Please copy each line of the listing below in which the word "this" appears.

┏━━

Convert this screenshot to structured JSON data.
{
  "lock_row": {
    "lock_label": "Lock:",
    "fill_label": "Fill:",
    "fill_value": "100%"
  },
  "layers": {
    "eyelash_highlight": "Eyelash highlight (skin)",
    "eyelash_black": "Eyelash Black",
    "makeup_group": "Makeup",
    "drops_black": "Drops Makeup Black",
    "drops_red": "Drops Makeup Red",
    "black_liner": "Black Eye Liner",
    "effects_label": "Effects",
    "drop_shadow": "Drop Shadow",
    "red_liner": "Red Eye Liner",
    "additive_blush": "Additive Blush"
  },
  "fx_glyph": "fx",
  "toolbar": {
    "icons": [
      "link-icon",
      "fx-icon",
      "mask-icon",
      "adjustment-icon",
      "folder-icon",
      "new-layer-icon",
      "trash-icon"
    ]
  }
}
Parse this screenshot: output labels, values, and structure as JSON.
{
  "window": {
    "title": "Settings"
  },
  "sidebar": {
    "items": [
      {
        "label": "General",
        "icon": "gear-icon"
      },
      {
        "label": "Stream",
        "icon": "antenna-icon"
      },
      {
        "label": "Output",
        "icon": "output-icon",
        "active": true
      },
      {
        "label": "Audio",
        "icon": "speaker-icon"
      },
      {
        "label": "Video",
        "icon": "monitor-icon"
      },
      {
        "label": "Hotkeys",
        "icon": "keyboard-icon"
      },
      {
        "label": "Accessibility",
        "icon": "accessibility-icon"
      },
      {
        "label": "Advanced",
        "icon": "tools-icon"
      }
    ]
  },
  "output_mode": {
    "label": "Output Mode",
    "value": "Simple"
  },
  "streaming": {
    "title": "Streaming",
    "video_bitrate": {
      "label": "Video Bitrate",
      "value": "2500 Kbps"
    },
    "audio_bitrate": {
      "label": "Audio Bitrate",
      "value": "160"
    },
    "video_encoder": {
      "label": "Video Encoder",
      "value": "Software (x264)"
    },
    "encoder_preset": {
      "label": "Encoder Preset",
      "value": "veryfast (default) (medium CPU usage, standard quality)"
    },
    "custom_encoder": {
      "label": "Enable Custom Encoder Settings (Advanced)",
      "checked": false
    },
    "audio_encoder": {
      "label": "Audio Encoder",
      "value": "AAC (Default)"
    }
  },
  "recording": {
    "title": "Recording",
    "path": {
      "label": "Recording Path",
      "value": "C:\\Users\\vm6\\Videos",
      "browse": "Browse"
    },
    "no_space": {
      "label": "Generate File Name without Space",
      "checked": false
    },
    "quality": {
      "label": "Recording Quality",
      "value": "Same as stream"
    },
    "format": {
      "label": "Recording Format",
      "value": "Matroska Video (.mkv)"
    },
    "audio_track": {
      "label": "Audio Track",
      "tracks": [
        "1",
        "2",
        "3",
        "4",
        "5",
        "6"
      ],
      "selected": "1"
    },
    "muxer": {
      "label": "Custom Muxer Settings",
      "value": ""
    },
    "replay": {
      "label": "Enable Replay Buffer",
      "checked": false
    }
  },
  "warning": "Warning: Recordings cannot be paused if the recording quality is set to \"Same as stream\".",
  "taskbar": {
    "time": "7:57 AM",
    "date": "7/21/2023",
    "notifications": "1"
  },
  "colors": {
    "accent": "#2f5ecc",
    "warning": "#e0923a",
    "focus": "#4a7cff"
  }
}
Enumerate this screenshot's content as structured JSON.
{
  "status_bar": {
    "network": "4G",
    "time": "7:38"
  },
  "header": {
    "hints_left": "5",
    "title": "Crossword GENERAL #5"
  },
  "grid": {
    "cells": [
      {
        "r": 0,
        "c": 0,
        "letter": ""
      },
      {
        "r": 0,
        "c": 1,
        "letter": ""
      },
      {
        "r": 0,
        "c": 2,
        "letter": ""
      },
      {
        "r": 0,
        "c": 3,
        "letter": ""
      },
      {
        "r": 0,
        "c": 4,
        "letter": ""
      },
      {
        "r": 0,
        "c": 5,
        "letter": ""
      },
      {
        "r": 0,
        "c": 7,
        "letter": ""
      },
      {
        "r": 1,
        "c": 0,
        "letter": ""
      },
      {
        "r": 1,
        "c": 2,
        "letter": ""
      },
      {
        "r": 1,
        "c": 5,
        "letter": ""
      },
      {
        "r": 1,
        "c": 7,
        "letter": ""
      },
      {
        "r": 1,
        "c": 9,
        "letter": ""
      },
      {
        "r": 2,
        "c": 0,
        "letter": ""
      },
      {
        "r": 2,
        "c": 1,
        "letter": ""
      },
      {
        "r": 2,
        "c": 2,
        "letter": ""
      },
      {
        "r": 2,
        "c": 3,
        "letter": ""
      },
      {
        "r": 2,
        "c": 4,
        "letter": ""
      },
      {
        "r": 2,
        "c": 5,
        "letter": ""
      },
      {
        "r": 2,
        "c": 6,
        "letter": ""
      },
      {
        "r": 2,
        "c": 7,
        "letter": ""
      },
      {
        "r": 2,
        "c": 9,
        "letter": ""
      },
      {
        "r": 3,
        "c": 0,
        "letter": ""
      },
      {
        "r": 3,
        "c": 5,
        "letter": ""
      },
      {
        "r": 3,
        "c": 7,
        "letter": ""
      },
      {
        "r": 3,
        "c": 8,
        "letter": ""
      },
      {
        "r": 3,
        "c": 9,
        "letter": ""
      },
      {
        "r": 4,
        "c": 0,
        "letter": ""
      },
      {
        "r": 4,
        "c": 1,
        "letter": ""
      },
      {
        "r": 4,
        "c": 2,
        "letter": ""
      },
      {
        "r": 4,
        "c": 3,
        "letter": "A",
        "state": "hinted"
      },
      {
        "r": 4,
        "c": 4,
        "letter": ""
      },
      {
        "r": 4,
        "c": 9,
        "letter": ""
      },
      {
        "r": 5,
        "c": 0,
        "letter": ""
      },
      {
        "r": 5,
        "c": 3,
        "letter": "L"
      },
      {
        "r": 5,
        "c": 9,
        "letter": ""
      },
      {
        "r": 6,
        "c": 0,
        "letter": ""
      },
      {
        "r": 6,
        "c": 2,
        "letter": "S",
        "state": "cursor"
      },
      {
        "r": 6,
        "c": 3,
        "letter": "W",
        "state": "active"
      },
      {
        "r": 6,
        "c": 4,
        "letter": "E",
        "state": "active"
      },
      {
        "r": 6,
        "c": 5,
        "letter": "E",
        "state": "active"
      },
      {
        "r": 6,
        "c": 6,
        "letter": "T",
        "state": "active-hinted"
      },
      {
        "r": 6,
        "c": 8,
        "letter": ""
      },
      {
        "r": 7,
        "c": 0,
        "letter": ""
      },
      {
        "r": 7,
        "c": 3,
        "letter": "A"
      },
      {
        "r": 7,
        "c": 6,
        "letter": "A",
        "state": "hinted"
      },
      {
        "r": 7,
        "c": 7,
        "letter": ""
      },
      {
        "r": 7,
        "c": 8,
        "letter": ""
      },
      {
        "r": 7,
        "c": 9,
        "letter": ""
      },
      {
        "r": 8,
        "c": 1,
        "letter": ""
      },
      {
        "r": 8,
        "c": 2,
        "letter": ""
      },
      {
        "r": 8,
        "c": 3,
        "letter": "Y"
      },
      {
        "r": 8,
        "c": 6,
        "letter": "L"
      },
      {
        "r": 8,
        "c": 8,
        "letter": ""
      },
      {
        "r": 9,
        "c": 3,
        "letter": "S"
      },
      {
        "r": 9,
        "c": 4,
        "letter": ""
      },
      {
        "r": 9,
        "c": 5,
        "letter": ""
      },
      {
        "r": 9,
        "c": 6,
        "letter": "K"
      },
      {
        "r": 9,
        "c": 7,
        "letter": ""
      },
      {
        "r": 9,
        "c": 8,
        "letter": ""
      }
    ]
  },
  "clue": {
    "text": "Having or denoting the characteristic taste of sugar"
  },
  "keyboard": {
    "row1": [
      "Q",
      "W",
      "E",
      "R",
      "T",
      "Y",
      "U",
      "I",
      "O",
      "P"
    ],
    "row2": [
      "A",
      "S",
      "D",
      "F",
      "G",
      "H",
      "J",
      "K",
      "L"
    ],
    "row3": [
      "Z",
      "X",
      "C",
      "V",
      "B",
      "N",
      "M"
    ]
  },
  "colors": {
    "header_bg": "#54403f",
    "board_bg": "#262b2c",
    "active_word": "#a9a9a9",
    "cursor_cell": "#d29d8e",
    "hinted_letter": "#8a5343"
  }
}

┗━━

Finished task:
Convert this screenshot to structured JSON data.
Parse this screenshot: output labels, values, and structure as JSON.
Enumerate this screenshot's content as structured JSON.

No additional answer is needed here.